Passion for Writing
November 24, 2007
"I want to be an author. I just don't have the time to write."
If you don't write, you're not a writer. If you're not a writer, you'll never be an author (unless you pay a ghostwriter to do the work for you and let you slap your name on the cover).
If you don't have time to write, then you don't really have a passion for writing. People who are passionate about writing fit writing into their day. Some writers schedule it in. Other writers just do it whenever they have a free moment (e.g. on the bus or train, in waiting rooms, while watching television or listening to the radio, etc.). People who are passionate writers write because they love to write, not because it's a chore.

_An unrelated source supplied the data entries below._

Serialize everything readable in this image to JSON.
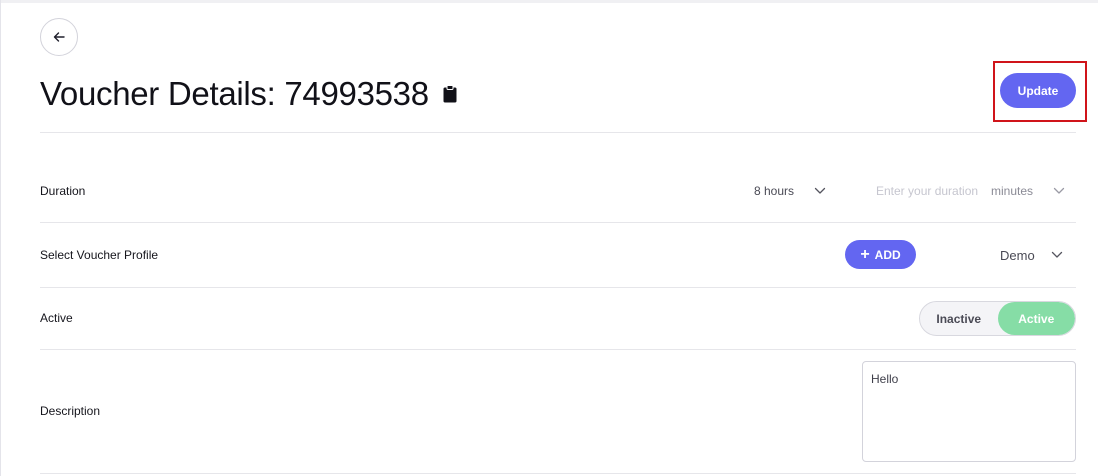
{
  "header": {
    "title": "Voucher Details: 74993538",
    "update_label": "Update",
    "back_icon": "arrow-left-icon",
    "copy_icon": "clipboard-icon"
  },
  "rows": {
    "duration": {
      "label": "Duration",
      "hours_value": "8 hours",
      "minutes_placeholder": "Enter your duration",
      "minutes_unit": "minutes"
    },
    "profile": {
      "label": "Select Voucher Profile",
      "add_label": "ADD",
      "selected": "Demo"
    },
    "active": {
      "label": "Active",
      "inactive_label": "Inactive",
      "active_label": "Active",
      "selected": "Active"
    },
    "description": {
      "label": "Description",
      "value": "Hello"
    }
  },
  "colors": {
    "accent": "#6366f1",
    "active_green": "#86dda6",
    "highlight": "#d0141a"
  }
}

(I write all the time. I get depressed if I don't write. If I learn something new, I write it down. If I have an idea, I write it down. When something interesting happens to me, I want to write it in my journal. I even love writing shopping lists and schedules. My world exists in words written on a page. I can honestly say that I'm a writer.)
"I get bored with writing."
If you you think you love writing, but you get bored when you write, you're writing the wrong thing. Try switching to non-fiction, children's literature, comic books, screenwriting, playwriting, or a new genre. If that doesn't work, switch to painting, computer programming, or music, and come back to writing later.
"I love to write, but I want to be a published author."
Bow down and thank technology. It is now easier than ever to become a published author. Self-publishing is as simple as uploading your book to an on-demand printer, like CafePress.com, Lulu.com, BookSurgePublishing.com, and iUniverse, and you can even create an e-book rather than a hard copy. Some services are free. Some you have to pay for. In either case, you usually end up having a greater control of the finished product. This also means that if you don't know what you're doing, you could screw things up, and if you want people to buy your book, you'll need to do the marketing yourself.
You can still submit your manuscript to publishers, producers, and agents, but be prepared for rejection. You don't have to pay them for their services, but they will take a percentage of the sales. They also tend to take more control of your work because, unlike in self-publishing, they are the ones paying for those printing costs and will lose money if your book doesn't sell. They also handle the marketing, so you can be free to write your next masterpiece instead of worrying about all of the behind-the-scenes work involved in public relations. Your book is more likely to hit the best sellers lists if it's published by the publishing house.
Don't Sacrifice Reality for the Fantasy
Writing is first a hobby you love and then a business. If you are really passionate about writing, you will do it completely for free, without recognition or awards, and even without a single person ever seeing your work. (Note, this doesn't mean that you don't want to have fame and fortune. It just means that you'll write even if you don't have them.) If you are ready to turn your hobby into a business, start slowly, inch your way in, don't quit your day job, and keep going even if you don't land a big deal (or even a small deal). Write because you love to write, because you need to write, not just for a paycheck.